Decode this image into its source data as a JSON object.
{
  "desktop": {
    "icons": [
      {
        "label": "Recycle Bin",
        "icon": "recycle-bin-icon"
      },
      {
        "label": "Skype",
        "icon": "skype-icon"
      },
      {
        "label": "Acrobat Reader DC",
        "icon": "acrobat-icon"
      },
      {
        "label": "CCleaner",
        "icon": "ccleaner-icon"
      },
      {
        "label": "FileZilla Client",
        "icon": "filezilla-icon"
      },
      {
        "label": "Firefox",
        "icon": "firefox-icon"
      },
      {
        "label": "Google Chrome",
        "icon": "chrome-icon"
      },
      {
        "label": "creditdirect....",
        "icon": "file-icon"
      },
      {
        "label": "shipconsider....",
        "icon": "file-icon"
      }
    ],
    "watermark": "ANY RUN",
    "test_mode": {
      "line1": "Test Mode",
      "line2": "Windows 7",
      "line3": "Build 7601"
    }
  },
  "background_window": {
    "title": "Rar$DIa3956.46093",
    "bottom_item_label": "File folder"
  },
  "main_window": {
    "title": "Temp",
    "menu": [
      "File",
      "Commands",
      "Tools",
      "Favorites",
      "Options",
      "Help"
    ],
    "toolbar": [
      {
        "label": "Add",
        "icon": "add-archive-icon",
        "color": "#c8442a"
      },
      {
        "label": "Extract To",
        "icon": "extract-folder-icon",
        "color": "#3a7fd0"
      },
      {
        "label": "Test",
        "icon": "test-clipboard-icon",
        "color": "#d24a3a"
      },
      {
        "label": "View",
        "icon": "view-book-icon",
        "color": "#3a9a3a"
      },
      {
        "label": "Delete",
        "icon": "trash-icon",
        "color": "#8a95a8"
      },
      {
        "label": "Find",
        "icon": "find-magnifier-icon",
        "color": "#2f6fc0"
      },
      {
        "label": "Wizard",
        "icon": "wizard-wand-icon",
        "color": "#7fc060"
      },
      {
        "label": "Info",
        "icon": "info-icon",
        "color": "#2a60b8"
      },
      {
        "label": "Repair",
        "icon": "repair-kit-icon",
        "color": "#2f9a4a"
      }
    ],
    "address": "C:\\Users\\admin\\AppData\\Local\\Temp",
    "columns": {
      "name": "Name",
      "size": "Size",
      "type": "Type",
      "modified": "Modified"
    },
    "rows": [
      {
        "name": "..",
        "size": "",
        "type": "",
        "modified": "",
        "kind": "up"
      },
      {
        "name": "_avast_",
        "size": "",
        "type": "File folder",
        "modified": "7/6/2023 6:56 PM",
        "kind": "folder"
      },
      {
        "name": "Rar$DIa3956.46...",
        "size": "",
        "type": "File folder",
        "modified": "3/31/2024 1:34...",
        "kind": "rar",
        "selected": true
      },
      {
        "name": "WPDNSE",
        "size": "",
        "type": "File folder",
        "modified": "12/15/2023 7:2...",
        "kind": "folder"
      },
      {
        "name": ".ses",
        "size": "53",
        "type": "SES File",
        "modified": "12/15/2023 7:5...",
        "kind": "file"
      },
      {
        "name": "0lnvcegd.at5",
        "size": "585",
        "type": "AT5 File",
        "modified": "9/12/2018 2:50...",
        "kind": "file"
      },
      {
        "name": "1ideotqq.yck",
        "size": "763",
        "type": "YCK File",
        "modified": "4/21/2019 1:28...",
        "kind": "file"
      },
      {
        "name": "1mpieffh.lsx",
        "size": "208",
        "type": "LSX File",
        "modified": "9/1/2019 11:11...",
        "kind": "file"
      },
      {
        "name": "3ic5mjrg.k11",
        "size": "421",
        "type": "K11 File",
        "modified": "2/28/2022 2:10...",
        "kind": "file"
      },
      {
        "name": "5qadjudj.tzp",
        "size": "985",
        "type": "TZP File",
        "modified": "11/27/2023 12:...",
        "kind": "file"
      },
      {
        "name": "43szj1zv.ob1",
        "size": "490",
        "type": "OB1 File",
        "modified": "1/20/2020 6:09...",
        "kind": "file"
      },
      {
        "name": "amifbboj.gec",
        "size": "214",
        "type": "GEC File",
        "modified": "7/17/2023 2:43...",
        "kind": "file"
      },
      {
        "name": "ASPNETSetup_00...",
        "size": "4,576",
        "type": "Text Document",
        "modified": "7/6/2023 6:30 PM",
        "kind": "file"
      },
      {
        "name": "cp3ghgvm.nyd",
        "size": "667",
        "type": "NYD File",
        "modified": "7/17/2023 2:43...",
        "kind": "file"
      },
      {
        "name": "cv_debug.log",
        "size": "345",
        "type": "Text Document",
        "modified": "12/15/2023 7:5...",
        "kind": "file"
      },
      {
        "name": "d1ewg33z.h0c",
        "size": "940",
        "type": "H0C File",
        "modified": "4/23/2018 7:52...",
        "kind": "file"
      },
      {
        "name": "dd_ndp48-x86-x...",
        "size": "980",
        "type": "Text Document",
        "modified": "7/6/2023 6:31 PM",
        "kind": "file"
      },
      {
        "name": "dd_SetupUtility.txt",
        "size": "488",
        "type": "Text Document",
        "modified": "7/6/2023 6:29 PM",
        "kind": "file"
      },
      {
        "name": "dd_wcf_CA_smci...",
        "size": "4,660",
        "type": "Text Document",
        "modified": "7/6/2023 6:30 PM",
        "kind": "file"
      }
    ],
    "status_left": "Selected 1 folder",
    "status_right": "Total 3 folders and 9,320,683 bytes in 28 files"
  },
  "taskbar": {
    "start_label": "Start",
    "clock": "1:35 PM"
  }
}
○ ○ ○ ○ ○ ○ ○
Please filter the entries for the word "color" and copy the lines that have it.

        "color": "#c8442a"
        "color": "#3a7fd0"
        "color": "#d24a3a"
        "color": "#3a9a3a"
        "color": "#8a95a8"
        "color": "#2f6fc0"
        "color": "#7fc060"
        "color": "#2a60b8"
        "color": "#2f9a4a"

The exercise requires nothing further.